WORK TO COMPLETE ▸
Would you copy every record exactly as it stands and drop the pictures?

SUPPLIED DATA ▸

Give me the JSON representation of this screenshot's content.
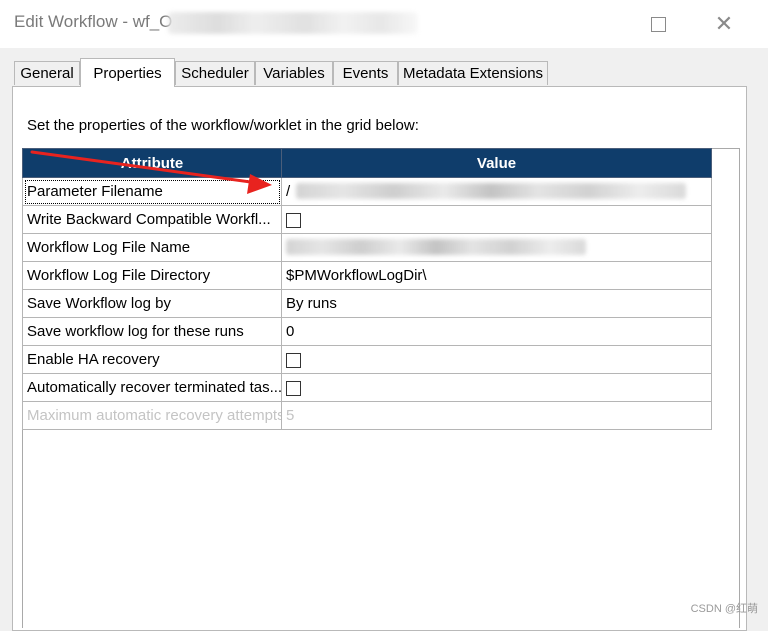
{
  "window": {
    "title": "Edit Workflow - wf_O",
    "maximize_label": "",
    "close_label": "✕"
  },
  "tabs": [
    {
      "label": "General"
    },
    {
      "label": "Properties"
    },
    {
      "label": "Scheduler"
    },
    {
      "label": "Variables"
    },
    {
      "label": "Events"
    },
    {
      "label": "Metadata Extensions"
    }
  ],
  "active_tab": "Properties",
  "instruction": "Set the properties of the workflow/worklet in the grid below:",
  "grid": {
    "headers": {
      "attribute": "Attribute",
      "value": "Value"
    },
    "rows": [
      {
        "attribute": "Parameter Filename",
        "value": "/",
        "type": "text"
      },
      {
        "attribute": "Write Backward Compatible Workfl...",
        "value": "",
        "type": "checkbox",
        "checked": false
      },
      {
        "attribute": "Workflow Log File Name",
        "value": "",
        "type": "text"
      },
      {
        "attribute": "Workflow Log File Directory",
        "value": "$PMWorkflowLogDir\\",
        "type": "text"
      },
      {
        "attribute": "Save Workflow log by",
        "value": "By runs",
        "type": "text"
      },
      {
        "attribute": "Save workflow log for these runs",
        "value": "0",
        "type": "text"
      },
      {
        "attribute": "Enable HA recovery",
        "value": "",
        "type": "checkbox",
        "checked": false
      },
      {
        "attribute": "Automatically recover terminated tas...",
        "value": "",
        "type": "checkbox",
        "checked": false
      },
      {
        "attribute": "Maximum automatic recovery attempts",
        "value": "5",
        "type": "text",
        "disabled": true
      }
    ]
  },
  "annotation": {
    "color": "#e8231f"
  },
  "watermark": "CSDN @红萌"
}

RESULT OF THIS TASK ▸
Give me the JSON representation of this screenshot's content.
{
  "window": {
    "title": "Edit Workflow - wf_O",
    "maximize_label": "",
    "close_label": "✕"
  },
  "tabs": [
    {
      "label": "General"
    },
    {
      "label": "Properties"
    },
    {
      "label": "Scheduler"
    },
    {
      "label": "Variables"
    },
    {
      "label": "Events"
    },
    {
      "label": "Metadata Extensions"
    }
  ],
  "active_tab": "Properties",
  "instruction": "Set the properties of the workflow/worklet in the grid below:",
  "grid": {
    "headers": {
      "attribute": "Attribute",
      "value": "Value"
    },
    "rows": [
      {
        "attribute": "Parameter Filename",
        "value": "/",
        "type": "text"
      },
      {
        "attribute": "Write Backward Compatible Workfl...",
        "value": "",
        "type": "checkbox",
        "checked": false
      },
      {
        "attribute": "Workflow Log File Name",
        "value": "",
        "type": "text"
      },
      {
        "attribute": "Workflow Log File Directory",
        "value": "$PMWorkflowLogDir\\",
        "type": "text"
      },
      {
        "attribute": "Save Workflow log by",
        "value": "By runs",
        "type": "text"
      },
      {
        "attribute": "Save workflow log for these runs",
        "value": "0",
        "type": "text"
      },
      {
        "attribute": "Enable HA recovery",
        "value": "",
        "type": "checkbox",
        "checked": false
      },
      {
        "attribute": "Automatically recover terminated tas...",
        "value": "",
        "type": "checkbox",
        "checked": false
      },
      {
        "attribute": "Maximum automatic recovery attempts",
        "value": "5",
        "type": "text",
        "disabled": true
      }
    ]
  },
  "annotation": {
    "color": "#e8231f"
  },
  "watermark": "CSDN @红萌"
}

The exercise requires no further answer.